9. It is true that in western countries, where all competent scientists publish in ISI-indexed journals, there is much discussion concerning the misuse and abuse of “numerology.”  This does not mean that numerical data are completely useless. Many who question the usefulness of the ISI-indexed journals or ISI indexes in measuring academic performance can be shown as poorly published.
10. The utility of numerical data can be seen, for example, in a recent paper ("Expert credibility in climate change" published in the Proc. Natl. Acad. Sci. USA) on Anthropogenic Climate Change (ACC) that reports, "The relative climate expertise and scientific prominence of the researchers unconvinced (deniers) of ACC are substantially below that of the convinced researchers.”
Finally, my call for visionary leadership should not be confused with preference or support for fascist rule. Guillermo's appeal to Philippine nationalism is misplaced. Mediocrity has never been a UP tradition.

Dr. Flor Lacanilao obtained both his BS and MS in Zoology from the University of the Philippines in Diliman and his PhD, with specialization in comparative endocrinology, from the University of California at Berkeley. He served as professor and chairman of the Zoology Department at UP Diliman and chancellor of UP Visayas. He made pioneering discoveries in neuroendocrinology and led the research group that achieved the first spontaneous breeding of milkfish in captivity.

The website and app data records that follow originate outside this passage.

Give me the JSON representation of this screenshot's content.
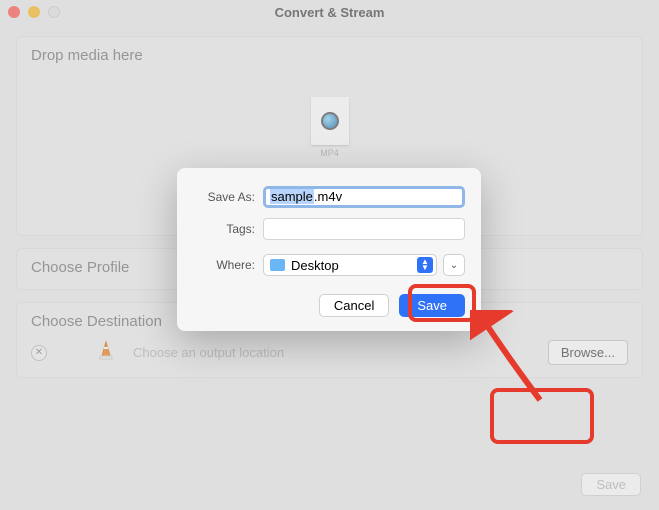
{
  "window": {
    "title": "Convert & Stream"
  },
  "drop": {
    "title": "Drop media here",
    "file_ext": "MP4"
  },
  "profile": {
    "title": "Choose Profile"
  },
  "destination": {
    "title": "Choose Destination",
    "placeholder": "Choose an output location",
    "browse_label": "Browse..."
  },
  "footer": {
    "save_label": "Save"
  },
  "dialog": {
    "save_as_label": "Save As:",
    "filename_selected": "sample",
    "filename_rest": ".m4v",
    "tags_label": "Tags:",
    "where_label": "Where:",
    "where_value": "Desktop",
    "cancel_label": "Cancel",
    "save_label": "Save"
  }
}
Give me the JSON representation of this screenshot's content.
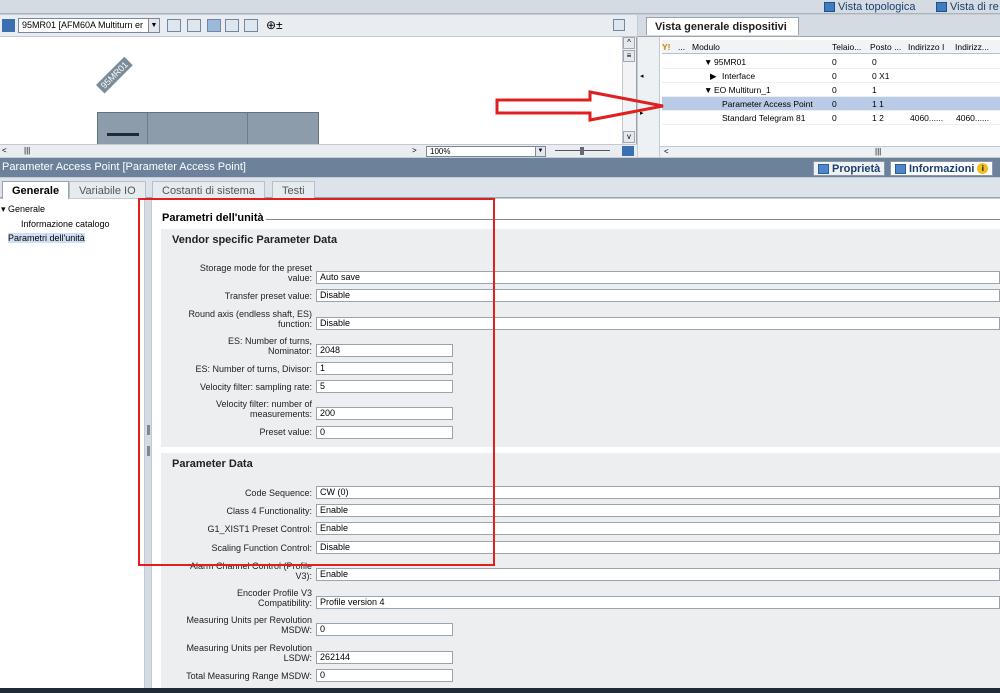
{
  "top_views": {
    "topology": "Vista topologica",
    "network": "Vista di re"
  },
  "device_view": {
    "device_selector": "95MR01 [AFM60A Multiturn er",
    "device_label": "95MR01",
    "zoom": "100%"
  },
  "overview": {
    "tab_label": "Vista generale dispositivi",
    "columns": [
      "...",
      "Modulo",
      "Telaio...",
      "Posto ...",
      "Indirizzo I",
      "Indirizz..."
    ],
    "rows": [
      {
        "modulo": "95MR01",
        "telaio": "0",
        "posto": "0",
        "ind_i": "",
        "ind_q": "",
        "indent": 1,
        "expander": "▼"
      },
      {
        "modulo": "Interface",
        "telaio": "0",
        "posto": "0 X1",
        "ind_i": "",
        "ind_q": "",
        "indent": 2,
        "expander": "▶"
      },
      {
        "modulo": "EO Multiturn_1",
        "telaio": "0",
        "posto": "1",
        "ind_i": "",
        "ind_q": "",
        "indent": 1,
        "expander": "▼"
      },
      {
        "modulo": "Parameter Access Point",
        "telaio": "0",
        "posto": "1 1",
        "ind_i": "",
        "ind_q": "",
        "indent": 3,
        "expander": "",
        "selected": true
      },
      {
        "modulo": "Standard Telegram 81",
        "telaio": "0",
        "posto": "1 2",
        "ind_i": "4060......",
        "ind_q": "4060......",
        "indent": 3,
        "expander": ""
      }
    ]
  },
  "properties": {
    "title": "Parameter Access Point [Parameter Access Point]",
    "tab_proprieta": "Proprietà",
    "tab_informazioni": "Informazioni",
    "tabs": [
      "Generale",
      "Variabile IO",
      "Costanti di sistema",
      "Testi"
    ]
  },
  "nav": {
    "generale": "Generale",
    "catalog_info": "Informazione catalogo",
    "unit_params": "Parametri dell'unità"
  },
  "section_title": "Parametri dell'unità",
  "vendor_group": {
    "title": "Vendor specific Parameter Data",
    "params": [
      {
        "label_lines": [
          "Storage mode for the preset",
          "value:"
        ],
        "value": "Auto save",
        "type": "select"
      },
      {
        "label_lines": [
          "Transfer preset value:"
        ],
        "value": "Disable",
        "type": "select"
      },
      {
        "label_lines": [
          "Round axis (endless shaft, ES)",
          "function:"
        ],
        "value": "Disable",
        "type": "select"
      },
      {
        "label_lines": [
          "ES: Number of turns,",
          "Nominator:"
        ],
        "value": "2048",
        "type": "input"
      },
      {
        "label_lines": [
          "ES: Number of turns, Divisor:"
        ],
        "value": "1",
        "type": "input"
      },
      {
        "label_lines": [
          "Velocity filter: sampling rate:"
        ],
        "value": "5",
        "type": "input"
      },
      {
        "label_lines": [
          "Velocity filter: number of",
          "measurements:"
        ],
        "value": "200",
        "type": "input"
      },
      {
        "label_lines": [
          "Preset value:"
        ],
        "value": "0",
        "type": "input"
      }
    ]
  },
  "param_group": {
    "title": "Parameter Data",
    "params": [
      {
        "label_lines": [
          "Code Sequence:"
        ],
        "value": "CW (0)",
        "type": "select"
      },
      {
        "label_lines": [
          "Class 4 Functionality:"
        ],
        "value": "Enable",
        "type": "select"
      },
      {
        "label_lines": [
          "G1_XIST1 Preset Control:"
        ],
        "value": "Enable",
        "type": "select"
      },
      {
        "label_lines": [
          "Scaling Function Control:"
        ],
        "value": "Disable",
        "type": "select"
      },
      {
        "label_lines": [
          "Alarm Channel Control (Profile",
          "V3):"
        ],
        "value": "Enable",
        "type": "select"
      },
      {
        "label_lines": [
          "Encoder Profile V3",
          "Compatibility:"
        ],
        "value": "Profile version 4",
        "type": "select"
      },
      {
        "label_lines": [
          "Measuring Units per Revolution",
          "MSDW:"
        ],
        "value": "0",
        "type": "input"
      },
      {
        "label_lines": [
          "Measuring Units per Revolution",
          "LSDW:"
        ],
        "value": "262144",
        "type": "input"
      },
      {
        "label_lines": [
          "Total Measuring Range MSDW:"
        ],
        "value": "0",
        "type": "input"
      }
    ]
  }
}
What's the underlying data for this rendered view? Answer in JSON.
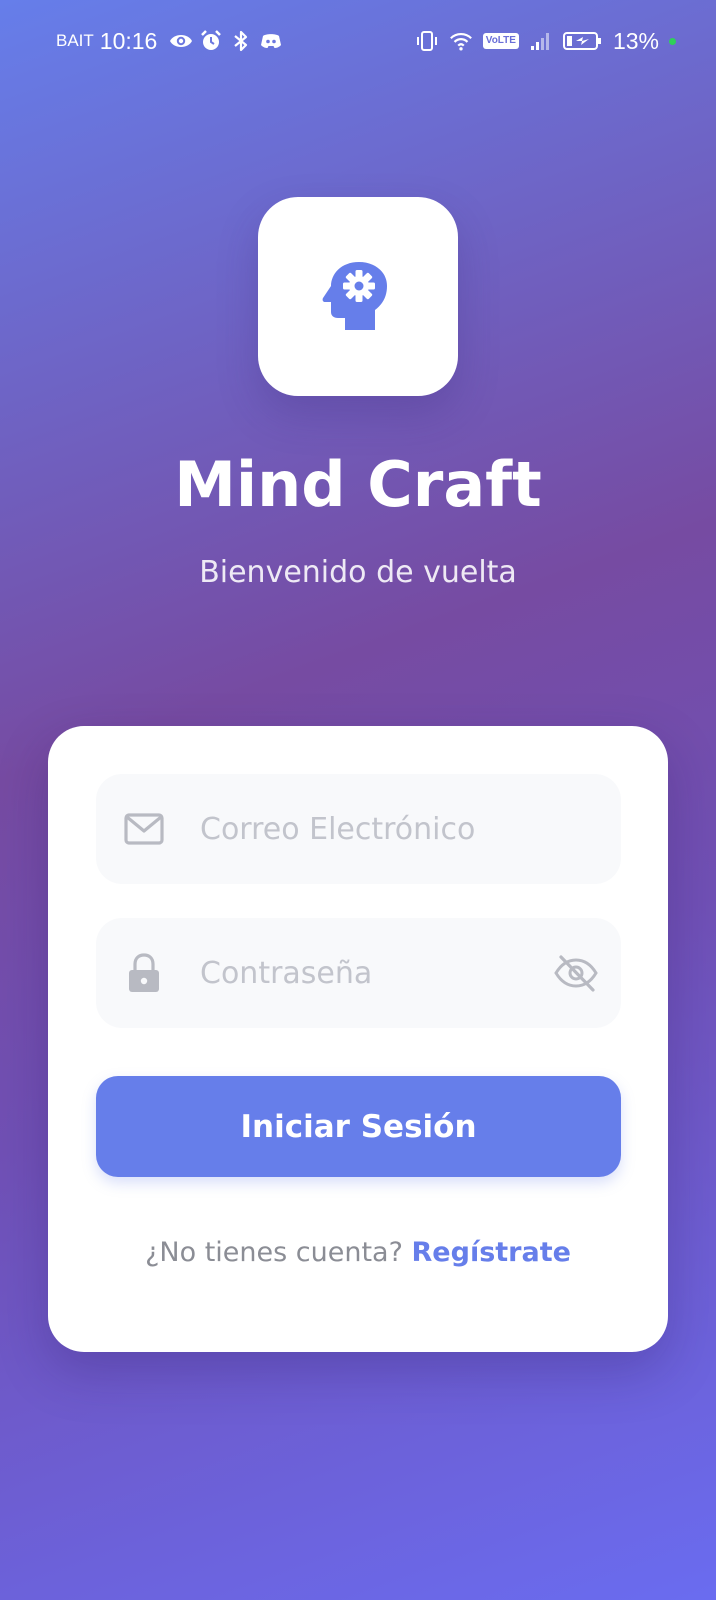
{
  "status_bar": {
    "carrier": "BAIT",
    "time": "10:16",
    "volte_label": "VoLTE",
    "battery_percent": "13%",
    "left_icons": [
      "eye-icon",
      "alarm-icon",
      "bluetooth-icon",
      "discord-icon"
    ],
    "right_icons": [
      "vibrate-icon",
      "wifi-icon",
      "volte-icon",
      "signal-icon",
      "battery-charging-icon"
    ],
    "battery_dot_color": "#2fd05a"
  },
  "header": {
    "logo_icon": "head-gear-icon",
    "title": "Mind Craft",
    "subtitle": "Bienvenido de vuelta"
  },
  "form": {
    "email": {
      "icon": "mail-icon",
      "placeholder": "Correo Electrónico",
      "value": ""
    },
    "password": {
      "icon": "lock-icon",
      "placeholder": "Contraseña",
      "value": "",
      "toggle_icon": "eye-off-icon"
    },
    "submit_label": "Iniciar Sesión",
    "signup_prompt": "¿No tienes cuenta?",
    "signup_link": "Regístrate"
  },
  "colors": {
    "accent": "#667eea",
    "gradient_start": "#667eea",
    "gradient_mid": "#764ba2",
    "gradient_end": "#6a6cf0",
    "card_background": "#ffffff",
    "field_background": "#f8f9fb",
    "placeholder": "#c2c4cc",
    "muted_text": "#8b8d95"
  }
}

Dr. Ramon Guillermo is associate professor at the Department of Filipino and Philippine Literature, University of the Philippines-Diliman. He received his Ph.D. in Southeast Asian Studies from the University of Hamburg, Germany.